In tech lingo, “UX” refers to user experience, the human-first approach to product design that’s not about aesthetics, but rather about creating products that delight users with their effectiveness and functionality. In the automotive world, Lexus’ UX is a diminutive crossover that slots below the NX, RX, GX, and LX in the luxury automaker’s extensive SUV lineup.
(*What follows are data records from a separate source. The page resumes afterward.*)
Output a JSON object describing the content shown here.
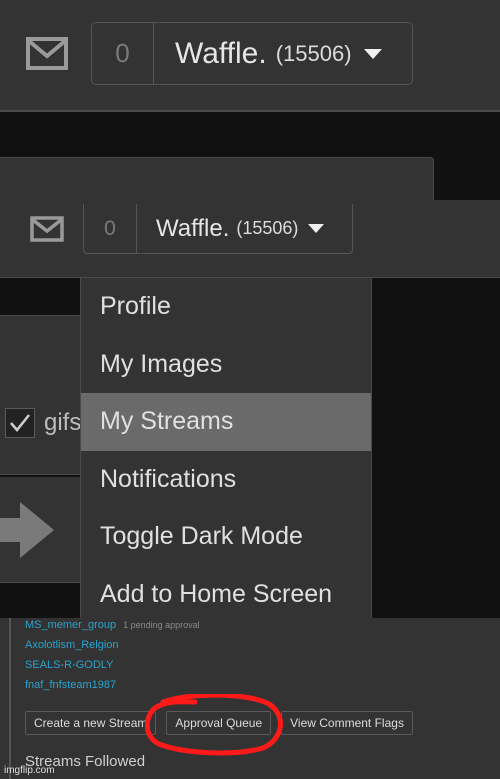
{
  "header_large": {
    "mail_icon": "envelope-icon",
    "notification_count": "0",
    "username": "Waffle.",
    "points": "(15506)",
    "caret_icon": "caret-down-icon"
  },
  "header_small": {
    "mail_icon": "envelope-icon",
    "notification_count": "0",
    "username": "Waffle.",
    "points": "(15506)",
    "caret_icon": "caret-down-icon"
  },
  "background": {
    "gif_checkbox_label": "gifs",
    "gif_checkbox_checked": true,
    "arrow_icon": "arrow-right-icon"
  },
  "user_menu": {
    "items": [
      {
        "label": "Profile",
        "active": false
      },
      {
        "label": "My Images",
        "active": false
      },
      {
        "label": "My Streams",
        "active": true
      },
      {
        "label": "Notifications",
        "active": false
      },
      {
        "label": "Toggle Dark Mode",
        "active": false
      },
      {
        "label": "Add to Home Screen",
        "active": false
      }
    ]
  },
  "streams": {
    "items": [
      {
        "name": "MS_memer_group",
        "note": "1 pending approval"
      },
      {
        "name": "Axolotlism_Relgion",
        "note": ""
      },
      {
        "name": "SEALS-R-GODLY",
        "note": ""
      },
      {
        "name": "fnaf_fnfsteam1987",
        "note": ""
      }
    ],
    "buttons": {
      "create": "Create a new Stream",
      "approval": "Approval Queue",
      "flags": "View Comment Flags"
    },
    "followed_title": "Streams Followed"
  },
  "annotation": {
    "color": "#ff1a1a",
    "target": "Approval Queue"
  },
  "colors": {
    "link": "#2aa3cf",
    "menu_active_bg": "#6a6a6a",
    "panel_bg": "#333333"
  },
  "watermark": "imgflip.com"
}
We could look at the UX purely from the user experience point of view, but the appeal of an automobile has as much to do with how it makes you feel as it does with simple mechanics. At first glance, the UX F Sport driven here—dressed in Cadmium Orange, sporting black wheel cladding and Lexus’ signature, yet controversial, mesh spindle grille—elicits the requisite emotional response that drives purchase consideration. If orange isn’t your thing, UX can also be outfitted in brilliant hues like Grecian Blue, Matador Red Mica, and Nori Green Pearl. Traditional black, white, and shades of gray are also available, but where’s the fun in that?
From a utilitarian standpoint, UX is available in front-wheel-drive UX200 or all-wheel-drive UX250h hybrid editions. F Sport is a mostly appearance-oriented upgrade package available on either model. It does, however, include some performance enhancements, such as rigid aluminum alloy wheels and suspension features, that improve handling agility and responsiveness. The leather-trimmed interior, aluminum pedals and scuff plates and supportive front seats contribute to the sports-car inspired interior aesthetic.
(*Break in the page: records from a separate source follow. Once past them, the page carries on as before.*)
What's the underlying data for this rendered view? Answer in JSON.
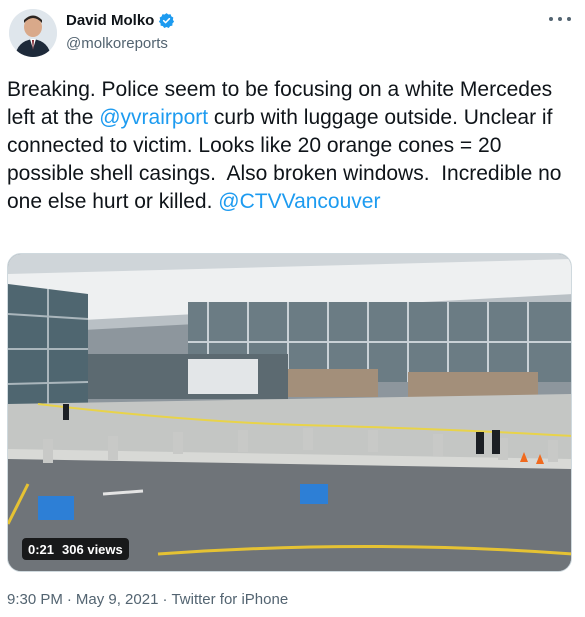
{
  "author": {
    "name": "David Molko",
    "handle": "@molkoreports",
    "verified_icon": "verified-badge-icon",
    "accent": "#1d9bf0"
  },
  "tweet": {
    "text_1": "Breaking. Police seem to be focusing on a white Mercedes left at the ",
    "mention_1": "@yvrairport",
    "text_2": " curb with luggage outside. Unclear if connected to victim. Looks like 20 orange cones = 20 possible shell casings.  Also broken windows.  Incredible no one else hurt or killed. ",
    "mention_2": "@CTVVancouver"
  },
  "media": {
    "duration": "0:21",
    "views": "306 views",
    "alt": "airport-curb-video"
  },
  "meta": {
    "time": "9:30 PM",
    "separator": "·",
    "date": "May 9, 2021",
    "source": "Twitter for iPhone"
  },
  "menu": {
    "icon": "more-options-icon"
  }
}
Lexus describes the UX’s design language as “human centered,” made to appeal to first-time luxury buyers who may skew a little younger than their traditional audience. Of course, that means incorporating technology that is at once familiar and expected, but also innovative and forward-thinking. In the former camp, you’ll find operational controls with intuitive touch interfaces that mimic common phone gestures. Here, Lexus employs a touchpad with haptic feedback to indicate cursor alignment with the desired on-screen function. This system is vastly better than the mouse-like control found in older models. Still, it does require a bit of practice to gain enough dexterity to operate the system without too much eyes-off-the-road time. For the latter, UX drivers can integrate things like door lock/unlock, engine start, or fuel level checks with a smartwatch, Amazon-enabled or Google Assistant device.
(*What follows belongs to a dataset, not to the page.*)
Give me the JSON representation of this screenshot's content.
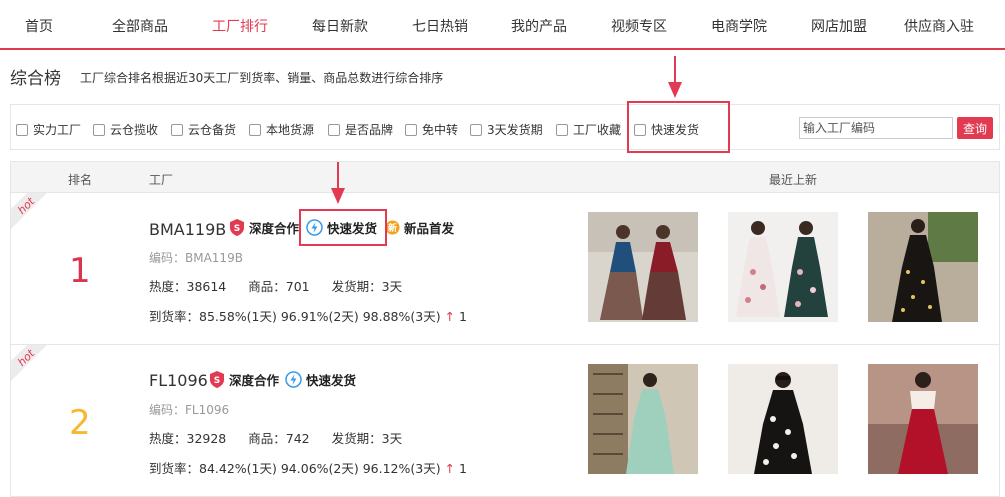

Going back to the tech analogy, is UX apt for Lexus’ entry-level SUV? Well, with just 169 horsepower from the standard four-cylinder engine, it’s not going to win any performance accolades, to be sure. The interior is thoughtfully put together, using a “seat-in-control” concept that groups important vehicle functions within easy access to the driver, with intuitive menus and an attractive, elegantly backlit setup.
More accurately, Lexus should’ve called it the UI (user interface in tech-speak) as the vehicle’s strengths lie in its “look and feel,” visual touchpoints and design language. Those are carefully considered and garner a viscerally positive reaction from casual observers and thoughtful buyers. From an overall experiential point of view, UX delivers on the utilitarian purpose of getting from point A to point B, but leaves the delight in the eye of the beholder, rather than on the road.